John the Baptist died a horrible death at the whim of a dictator. That fact alone makes him seem a very modern man, doesn’t it? But there was more to John than that, a side to him that is not so easy to accommodate to our times. He dared to confront evil and name it for what it was: ‘it is against the Law for you to have your brother Philip’s wife’. It is worth thinking about those words. How many clergy today would challenge a leading politician about his/her irregular marital situation? Wouldn’t we be more likely to say, it is no business of yours; steer clear of politics, and of the private life of individuals?
John’s criticism of Herod landed him in prison. Although that tells us something about Herod, it tells us even more about John. He was a man of great integrity, consumed with zeal for the holiness of the Lord’s name. That made him awkward, putting him everlastingly on the margin, yet many, including Herod, found him strangely attractive. He confused Herod, who had never encountered anyone remotely similar, and yet ‘he liked to listen to him’.

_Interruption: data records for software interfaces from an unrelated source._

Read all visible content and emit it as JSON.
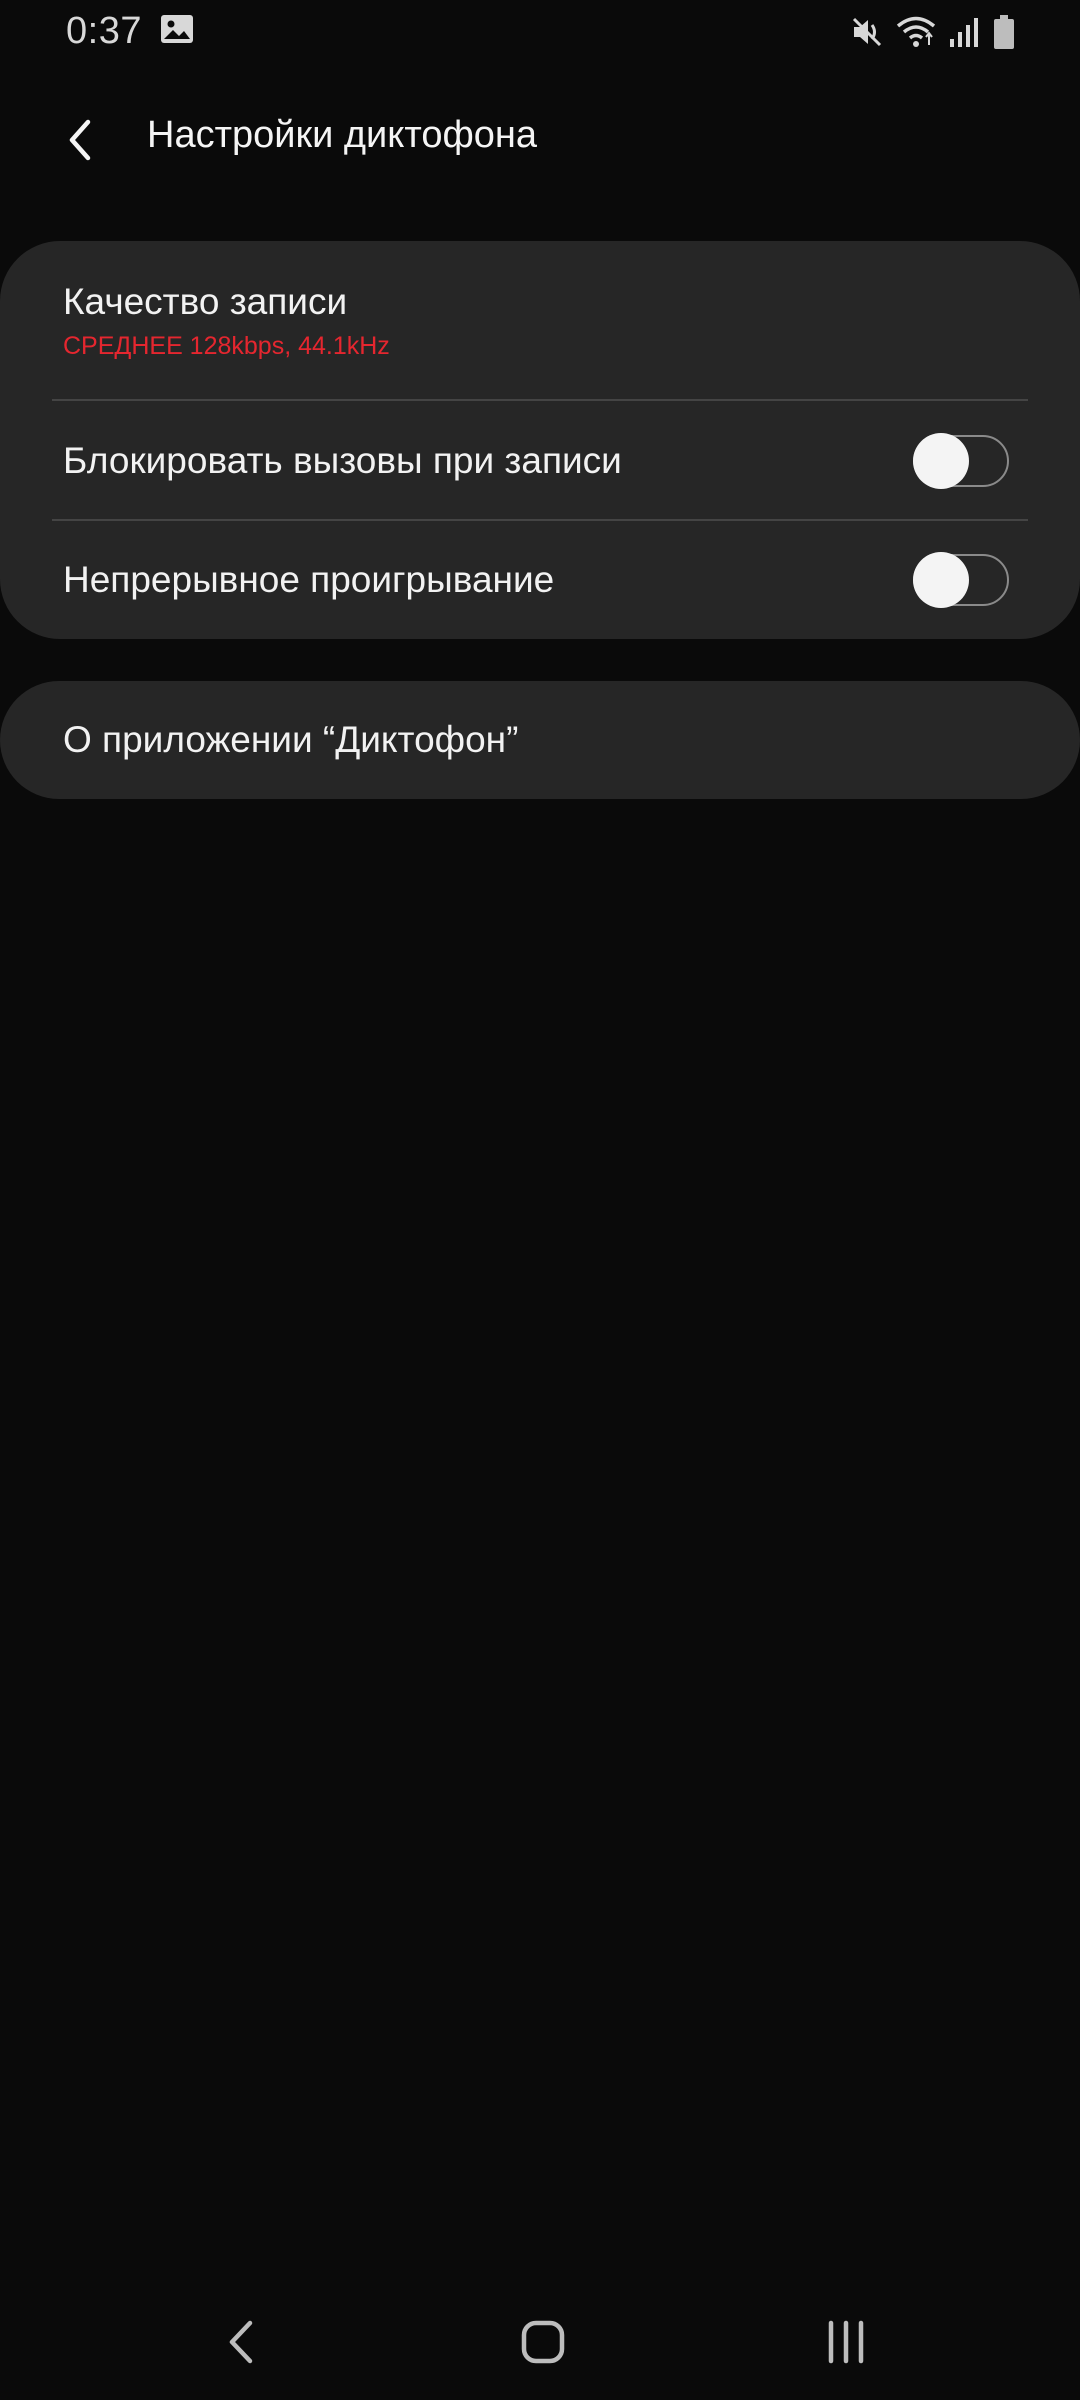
{
  "status_bar": {
    "time": "0:37",
    "icons": [
      "gallery-icon",
      "mute-icon",
      "wifi-icon",
      "signal-icon",
      "battery-icon"
    ]
  },
  "header": {
    "title": "Настройки диктофона",
    "back_icon": "chevron-left-icon"
  },
  "settings": {
    "quality": {
      "title": "Качество записи",
      "value": "СРЕДНЕЕ 128kbps, 44.1kHz"
    },
    "block_calls": {
      "title": "Блокировать вызовы при записи",
      "enabled": false
    },
    "continuous_play": {
      "title": "Непрерывное проигрывание",
      "enabled": false
    }
  },
  "about": {
    "title": "О приложении “Диктофон”"
  },
  "nav_bar": {
    "icons": [
      "back-icon",
      "home-icon",
      "recents-icon"
    ]
  },
  "colors": {
    "background": "#0a0a0a",
    "card": "#262626",
    "accent": "#e5262f",
    "text": "#f2f2f2",
    "divider": "#444444"
  }
}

Those of us who like to think we are believers are challenged by John. His integrity, his zeal, his courage and his compassion are all to be emulated. However, we do him an injustice if we forget the central fact about him: his joy at the nearness of his God. Slogging away for God may be admirable in its way, but joy, sheer unbounded delight in God and the things of God, brings us much closer to understanding the mystery of the Kingdom and the person of Jesus Christ our Lord. John’s fiery personality was lit up by that joy. At the end, that was all there was. ‘He must increase while I must decrease.’
During the days of the community retreat, these blog posts are being automated and I won’t be entering into any dialogue in the comments section. However, I hope that won’t dissuade you from commenting!